_Required action_:
Exclude the pictures and repeat all of the data exactly.

(Collected data)
= Beginning of Section =
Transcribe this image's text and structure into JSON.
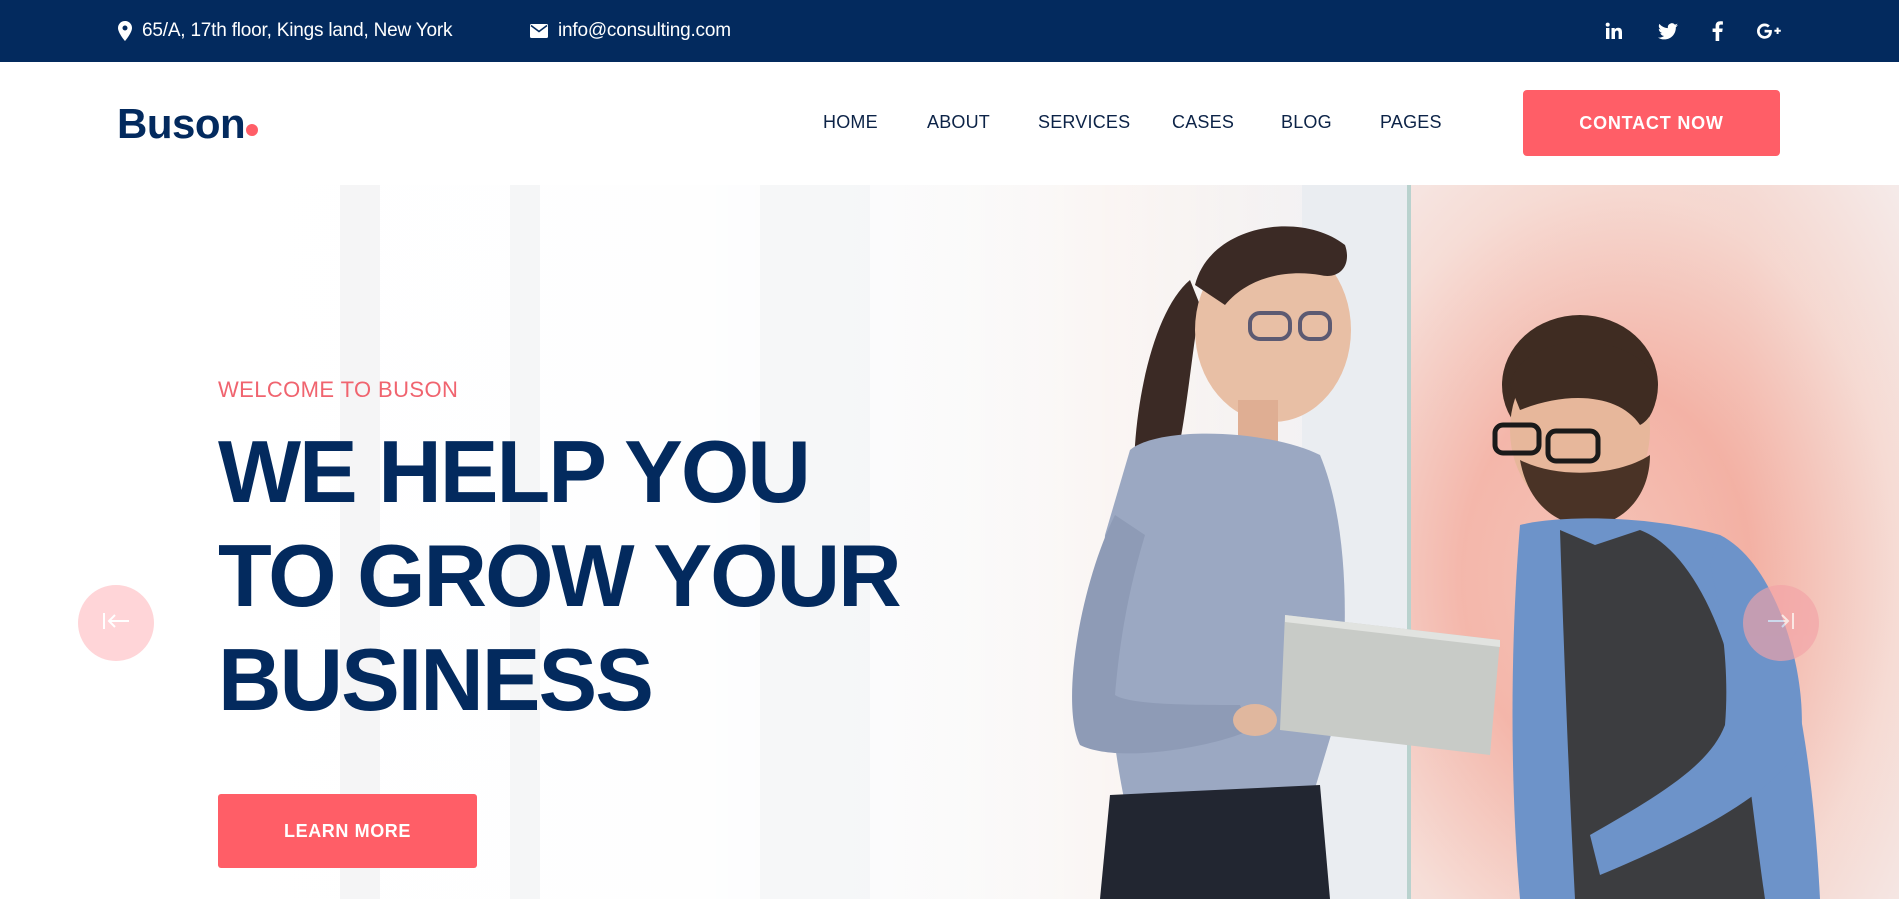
{
  "topbar": {
    "address": "65/A, 17th floor, Kings land, New York",
    "email": "info@consulting.com",
    "social": [
      {
        "name": "linkedin-icon",
        "glyph": "in"
      },
      {
        "name": "twitter-icon",
        "glyph": "🐦"
      },
      {
        "name": "facebook-icon",
        "glyph": "f"
      },
      {
        "name": "google-plus-icon",
        "glyph": "G+"
      }
    ]
  },
  "header": {
    "logo": "Buson",
    "nav": [
      "HOME",
      "ABOUT",
      "SERVICES",
      "CASES",
      "BLOG",
      "PAGES"
    ],
    "cta": "CONTACT NOW"
  },
  "hero": {
    "welcome": "WELCOME TO BUSON",
    "headline": [
      "WE HELP YOU",
      "TO GROW YOUR",
      "BUSINESS"
    ],
    "button": "LEARN MORE"
  },
  "colors": {
    "navy": "#032a5e",
    "accent": "#ff5e67",
    "accent_text": "#f0646f"
  }
}
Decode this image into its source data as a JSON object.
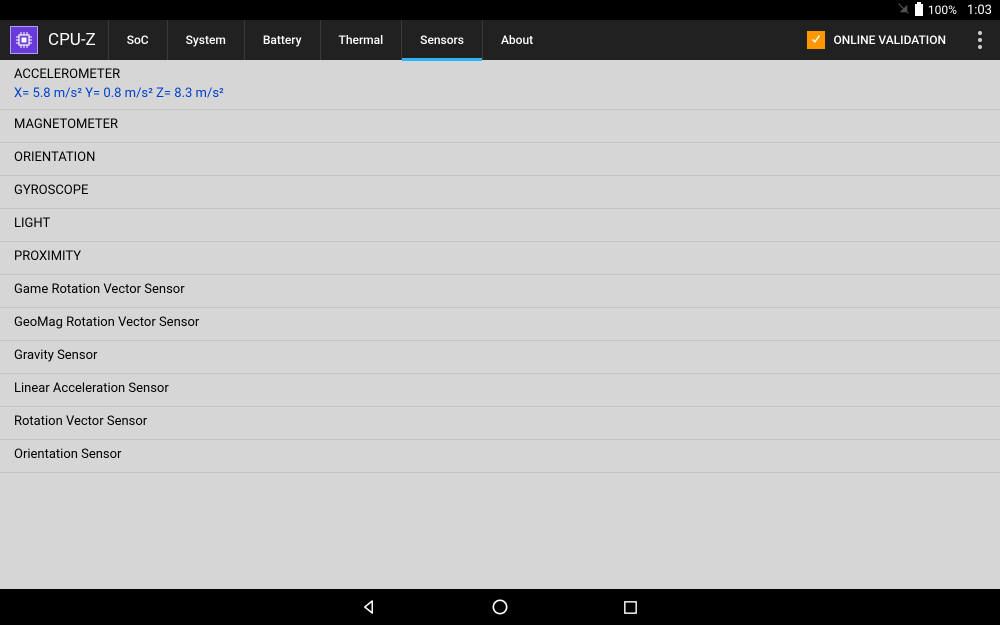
{
  "status": {
    "battery_pct": "100%",
    "time": "1:03"
  },
  "app": {
    "title": "CPU-Z"
  },
  "tabs": [
    {
      "label": "SoC"
    },
    {
      "label": "System"
    },
    {
      "label": "Battery"
    },
    {
      "label": "Thermal"
    },
    {
      "label": "Sensors"
    },
    {
      "label": "About"
    }
  ],
  "validation_label": "ONLINE VALIDATION",
  "sensors": [
    {
      "name": "ACCELEROMETER",
      "values": "X= 5.8 m/s²   Y= 0.8 m/s²   Z= 8.3 m/s²"
    },
    {
      "name": "MAGNETOMETER"
    },
    {
      "name": "ORIENTATION"
    },
    {
      "name": "GYROSCOPE"
    },
    {
      "name": "LIGHT"
    },
    {
      "name": "PROXIMITY"
    },
    {
      "name": "Game Rotation Vector Sensor"
    },
    {
      "name": "GeoMag Rotation Vector Sensor"
    },
    {
      "name": "Gravity Sensor"
    },
    {
      "name": "Linear Acceleration Sensor"
    },
    {
      "name": "Rotation Vector Sensor"
    },
    {
      "name": "Orientation Sensor"
    }
  ]
}
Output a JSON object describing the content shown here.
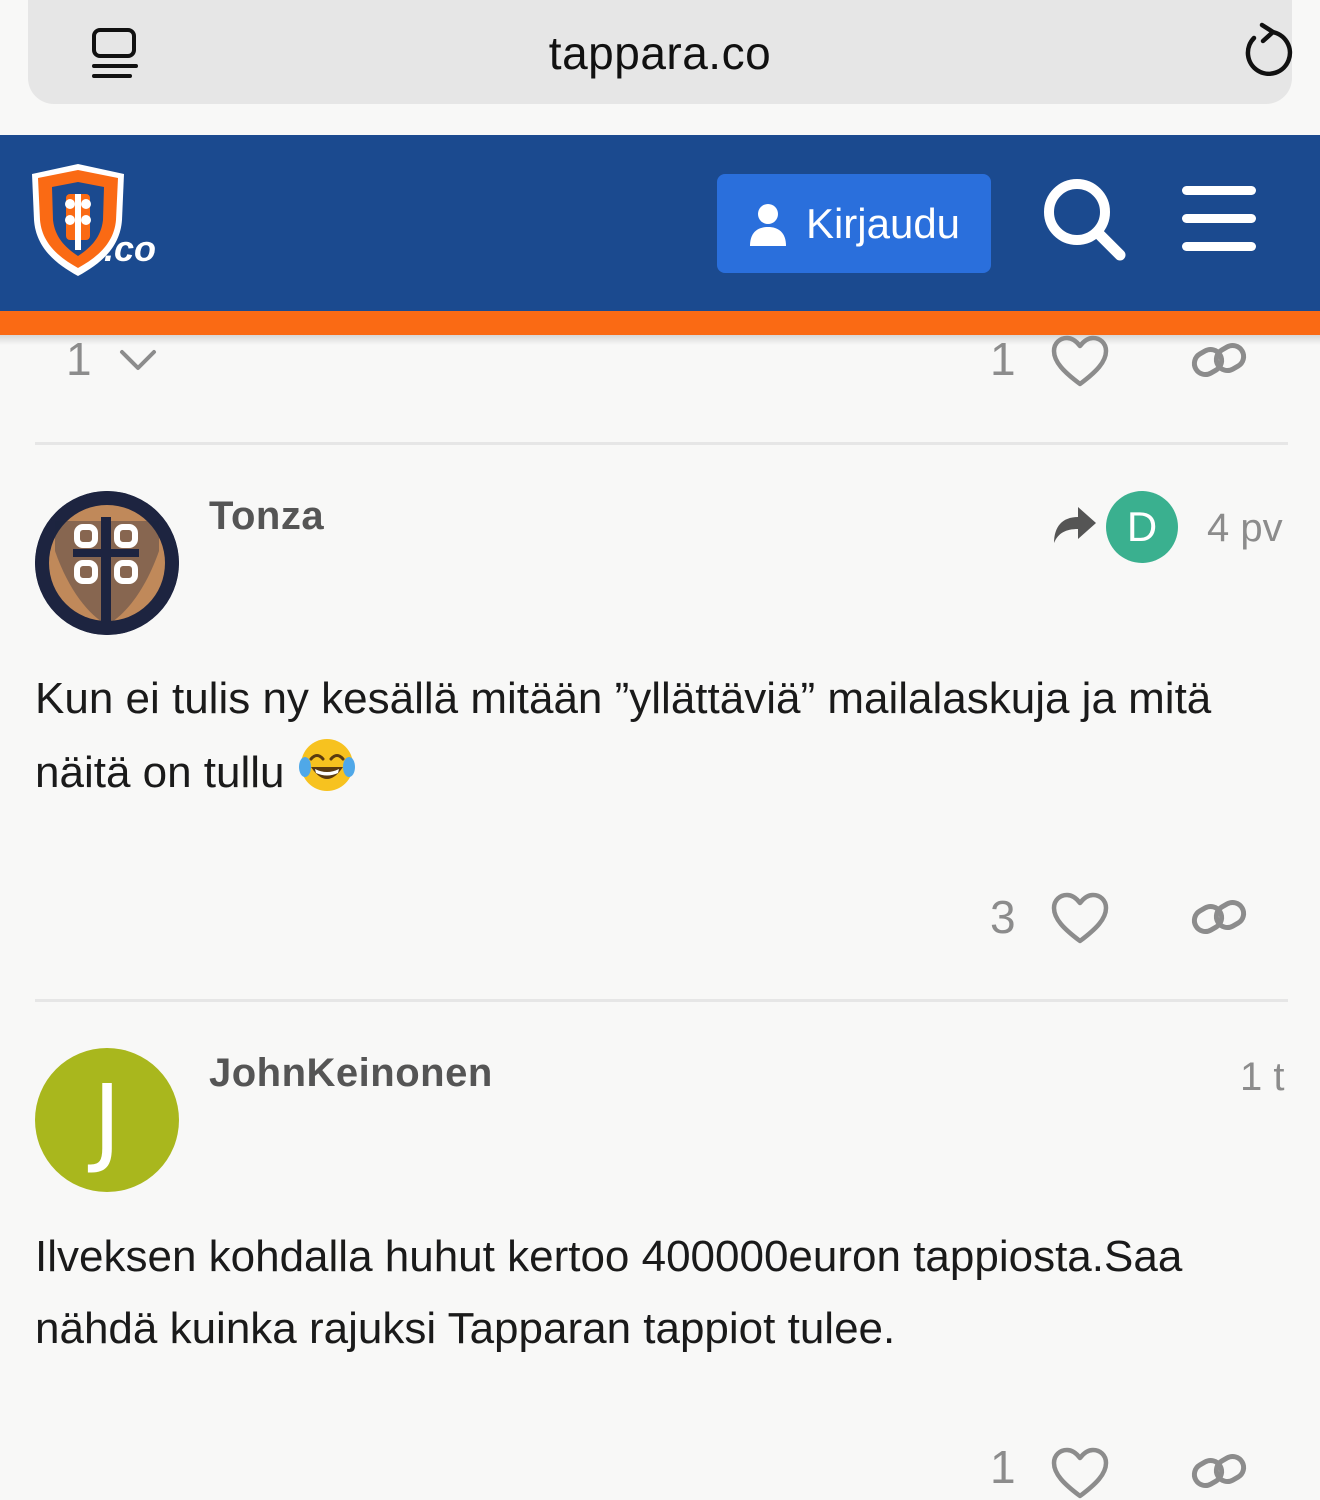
{
  "browser": {
    "url": "tappara.co"
  },
  "header": {
    "logo_text": ".co",
    "login_label": "Kirjaudu"
  },
  "prev_post": {
    "replies_count": "1",
    "likes_count": "1"
  },
  "posts": [
    {
      "username": "Tonza",
      "reply_to_initial": "D",
      "date": "4 pv",
      "body": "Kun ei tulis ny kesällä mitään ”yllättäviä” mailalaskuja ja mitä näitä on tullu",
      "emoji": "joy",
      "likes_count": "3"
    },
    {
      "username": "JohnKeinonen",
      "avatar_initial": "J",
      "date": "1 t",
      "body": "Ilveksen kohdalla huhut kertoo 400000euron tappiosta.Saa nähdä kuinka rajuksi Tapparan tappiot tulee.",
      "likes_count": "1"
    }
  ],
  "colors": {
    "header_blue": "#1b4a8f",
    "header_orange": "#fa6a14",
    "button_blue": "#2a6fdc",
    "avatar_d_green": "#3ab08f",
    "avatar_j_olive": "#a9b71d"
  }
}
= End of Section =
_Output for this task_:
Transcribe this image's text and structure into JSON.
{
  "topbar": {
    "address": "65/A, 17th floor, Kings land, New York",
    "email": "info@consulting.com",
    "social": [
      {
        "name": "linkedin-icon",
        "glyph": "in"
      },
      {
        "name": "twitter-icon",
        "glyph": "🐦"
      },
      {
        "name": "facebook-icon",
        "glyph": "f"
      },
      {
        "name": "google-plus-icon",
        "glyph": "G+"
      }
    ]
  },
  "header": {
    "logo": "Buson",
    "nav": [
      "HOME",
      "ABOUT",
      "SERVICES",
      "CASES",
      "BLOG",
      "PAGES"
    ],
    "cta": "CONTACT NOW"
  },
  "hero": {
    "welcome": "WELCOME TO BUSON",
    "headline": [
      "WE HELP YOU",
      "TO GROW YOUR",
      "BUSINESS"
    ],
    "button": "LEARN MORE"
  },
  "colors": {
    "navy": "#032a5e",
    "accent": "#ff5e67",
    "accent_text": "#f0646f"
  }
}
Decode this image into its source data as a JSON object.
{
  "status": {
    "battery_pct": "100%",
    "time": "1:03"
  },
  "app": {
    "title": "CPU-Z"
  },
  "tabs": [
    {
      "label": "SoC"
    },
    {
      "label": "System"
    },
    {
      "label": "Battery"
    },
    {
      "label": "Thermal"
    },
    {
      "label": "Sensors"
    },
    {
      "label": "About"
    }
  ],
  "validation_label": "ONLINE VALIDATION",
  "sensors": [
    {
      "name": "ACCELEROMETER",
      "values": "X= 5.8 m/s²   Y= 0.8 m/s²   Z= 8.3 m/s²"
    },
    {
      "name": "MAGNETOMETER"
    },
    {
      "name": "ORIENTATION"
    },
    {
      "name": "GYROSCOPE"
    },
    {
      "name": "LIGHT"
    },
    {
      "name": "PROXIMITY"
    },
    {
      "name": "Game Rotation Vector Sensor"
    },
    {
      "name": "GeoMag Rotation Vector Sensor"
    },
    {
      "name": "Gravity Sensor"
    },
    {
      "name": "Linear Acceleration Sensor"
    },
    {
      "name": "Rotation Vector Sensor"
    },
    {
      "name": "Orientation Sensor"
    }
  ]
}
Output a JSON object describing the content shown here.
{
  "browser": {
    "url": "tappara.co"
  },
  "header": {
    "logo_text": ".co",
    "login_label": "Kirjaudu"
  },
  "prev_post": {
    "replies_count": "1",
    "likes_count": "1"
  },
  "posts": [
    {
      "username": "Tonza",
      "reply_to_initial": "D",
      "date": "4 pv",
      "body": "Kun ei tulis ny kesällä mitään ”yllättäviä” mailalaskuja ja mitä näitä on tullu",
      "emoji": "joy",
      "likes_count": "3"
    },
    {
      "username": "JohnKeinonen",
      "avatar_initial": "J",
      "date": "1 t",
      "body": "Ilveksen kohdalla huhut kertoo 400000euron tappiosta.Saa nähdä kuinka rajuksi Tapparan tappiot tulee.",
      "likes_count": "1"
    }
  ],
  "colors": {
    "header_blue": "#1b4a8f",
    "header_orange": "#fa6a14",
    "button_blue": "#2a6fdc",
    "avatar_d_green": "#3ab08f",
    "avatar_j_olive": "#a9b71d"
  }
}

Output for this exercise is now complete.